Al-Qaida released a video message from Weinstein, a former Peace Corps and USAID official, late Wednesday night in which he says he feels “totally abandoned and forgotten,” according to the Washington Post. The video was sent to journalists and news services in Pakistan, according to reports.
Weinstein, 72, sitting by himself against a white wall, asks Obama to release Al-Qaida terrorists in exchange for his release.
“You are now in your second term as president of the United States and that means that you can take hard decisions without worrying about reelection,” he said, according to the Post.
A link to a photo of a handwritten note was also sent to journalists. The testimonial letter is dated Oct. 3, 2013; it is not known when the video was filmed.
Weinstein, of Rockville, Md., was kidnapped in August 2011 outside Pakistan while he was working for J.E. Austin Associates, a private company that advises Pakistani businesses.
The U.S. State Department did not receive a copy of the video, but was provided with one by the Post.
State Department spokeswoman Marie Harf said that U.S. officials are “working hard to authenticate” the message. She reiterated the government’s call for Weinstein’s release.
The United States has said it will not negotiate with al-Qaida, which the United States designates as a terrorist organization
In a video released in May 2012, Weinstein also appealed to President Obama to save his life, asking him to accede to his captor’s demands, including the freeing by the United States of all al-Qaida and Taliban suspects.
In September 2012 Weinstein appealed to Israeli Prime Minister Benjamin Netanyahu, in a video released by Al-Qaida, to help free him.

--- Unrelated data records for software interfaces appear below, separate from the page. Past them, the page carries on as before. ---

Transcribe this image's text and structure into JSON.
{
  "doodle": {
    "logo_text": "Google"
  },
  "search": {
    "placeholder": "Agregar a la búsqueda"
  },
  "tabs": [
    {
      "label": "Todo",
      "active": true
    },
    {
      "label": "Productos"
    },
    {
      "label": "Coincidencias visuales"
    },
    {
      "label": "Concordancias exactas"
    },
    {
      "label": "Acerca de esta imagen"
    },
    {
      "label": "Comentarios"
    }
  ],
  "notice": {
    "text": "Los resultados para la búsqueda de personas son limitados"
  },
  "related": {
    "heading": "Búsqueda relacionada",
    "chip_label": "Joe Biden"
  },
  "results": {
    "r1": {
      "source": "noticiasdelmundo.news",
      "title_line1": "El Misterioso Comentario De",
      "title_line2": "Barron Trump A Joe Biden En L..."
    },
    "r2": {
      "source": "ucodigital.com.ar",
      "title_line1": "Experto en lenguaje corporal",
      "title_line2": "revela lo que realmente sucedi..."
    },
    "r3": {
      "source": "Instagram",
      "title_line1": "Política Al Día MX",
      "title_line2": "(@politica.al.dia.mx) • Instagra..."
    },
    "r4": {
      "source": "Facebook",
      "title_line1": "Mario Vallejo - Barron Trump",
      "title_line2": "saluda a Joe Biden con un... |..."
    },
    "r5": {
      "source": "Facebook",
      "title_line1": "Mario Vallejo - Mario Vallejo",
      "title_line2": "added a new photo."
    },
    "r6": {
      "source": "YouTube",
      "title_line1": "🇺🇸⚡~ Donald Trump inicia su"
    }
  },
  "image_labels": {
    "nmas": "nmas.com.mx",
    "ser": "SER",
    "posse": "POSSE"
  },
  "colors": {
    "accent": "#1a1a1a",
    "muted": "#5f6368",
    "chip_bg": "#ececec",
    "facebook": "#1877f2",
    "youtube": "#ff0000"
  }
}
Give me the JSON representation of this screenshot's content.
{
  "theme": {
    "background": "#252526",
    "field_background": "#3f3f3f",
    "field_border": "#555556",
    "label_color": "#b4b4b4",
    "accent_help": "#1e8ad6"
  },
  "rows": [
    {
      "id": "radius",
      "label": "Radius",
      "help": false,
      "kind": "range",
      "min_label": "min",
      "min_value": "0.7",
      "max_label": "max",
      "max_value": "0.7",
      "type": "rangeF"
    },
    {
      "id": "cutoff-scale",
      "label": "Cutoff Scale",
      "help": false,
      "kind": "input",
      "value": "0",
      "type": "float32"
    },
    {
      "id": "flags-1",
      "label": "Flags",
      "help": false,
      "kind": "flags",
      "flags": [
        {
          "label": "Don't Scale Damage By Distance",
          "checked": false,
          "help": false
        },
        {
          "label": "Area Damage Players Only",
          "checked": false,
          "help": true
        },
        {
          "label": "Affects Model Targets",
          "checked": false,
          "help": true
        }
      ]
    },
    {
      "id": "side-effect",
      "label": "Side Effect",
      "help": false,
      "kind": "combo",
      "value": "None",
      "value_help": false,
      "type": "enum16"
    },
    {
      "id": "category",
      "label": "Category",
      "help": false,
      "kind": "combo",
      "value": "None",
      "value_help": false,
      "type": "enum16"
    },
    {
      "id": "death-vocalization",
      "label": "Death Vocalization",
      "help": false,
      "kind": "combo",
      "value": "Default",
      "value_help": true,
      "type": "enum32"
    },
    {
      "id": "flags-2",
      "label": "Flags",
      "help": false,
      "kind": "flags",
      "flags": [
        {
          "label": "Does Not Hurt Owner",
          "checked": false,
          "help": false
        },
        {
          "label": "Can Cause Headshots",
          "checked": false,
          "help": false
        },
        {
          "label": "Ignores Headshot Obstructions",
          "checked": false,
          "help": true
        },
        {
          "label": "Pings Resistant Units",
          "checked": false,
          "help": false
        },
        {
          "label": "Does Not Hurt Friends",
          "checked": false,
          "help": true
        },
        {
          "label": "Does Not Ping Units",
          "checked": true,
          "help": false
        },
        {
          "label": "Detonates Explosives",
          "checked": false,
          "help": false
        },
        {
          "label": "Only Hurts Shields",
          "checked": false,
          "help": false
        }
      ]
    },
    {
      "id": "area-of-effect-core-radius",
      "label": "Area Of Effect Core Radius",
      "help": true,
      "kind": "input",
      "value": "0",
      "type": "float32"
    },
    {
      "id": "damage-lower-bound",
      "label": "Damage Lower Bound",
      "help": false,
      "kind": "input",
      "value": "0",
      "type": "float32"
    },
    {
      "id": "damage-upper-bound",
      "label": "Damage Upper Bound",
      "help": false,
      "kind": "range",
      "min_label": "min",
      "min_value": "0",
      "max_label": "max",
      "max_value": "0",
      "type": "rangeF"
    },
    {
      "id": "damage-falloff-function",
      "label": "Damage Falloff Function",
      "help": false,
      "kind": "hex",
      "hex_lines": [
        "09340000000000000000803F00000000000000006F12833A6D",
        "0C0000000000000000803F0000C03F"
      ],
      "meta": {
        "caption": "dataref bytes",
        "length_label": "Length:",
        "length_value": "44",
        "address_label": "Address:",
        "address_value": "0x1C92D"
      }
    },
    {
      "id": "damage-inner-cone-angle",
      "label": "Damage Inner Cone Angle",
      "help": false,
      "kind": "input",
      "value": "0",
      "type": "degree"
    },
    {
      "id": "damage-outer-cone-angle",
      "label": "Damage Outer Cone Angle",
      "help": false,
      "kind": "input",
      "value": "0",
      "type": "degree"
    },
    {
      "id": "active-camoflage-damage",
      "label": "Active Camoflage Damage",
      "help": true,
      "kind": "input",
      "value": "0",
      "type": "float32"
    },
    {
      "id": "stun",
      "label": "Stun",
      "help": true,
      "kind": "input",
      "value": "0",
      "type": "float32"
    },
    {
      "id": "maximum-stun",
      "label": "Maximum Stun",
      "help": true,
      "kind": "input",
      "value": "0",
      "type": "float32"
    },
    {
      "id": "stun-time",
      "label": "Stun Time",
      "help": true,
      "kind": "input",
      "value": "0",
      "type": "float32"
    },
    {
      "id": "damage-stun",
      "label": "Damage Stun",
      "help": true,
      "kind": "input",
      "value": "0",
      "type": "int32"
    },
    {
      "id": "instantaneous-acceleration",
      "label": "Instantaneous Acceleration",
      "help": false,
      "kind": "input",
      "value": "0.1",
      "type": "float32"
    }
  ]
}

As a Jew, I am appealing to you, Prime Minister Netanyahu, the head of the Jewish State of Israel, as one Jew to another, to please intervene on my behalf, to work with the mujahideen and to accept their demands so that I can be released and returned to my family, see my wife, my children and my grandchildren again,” he said in the video.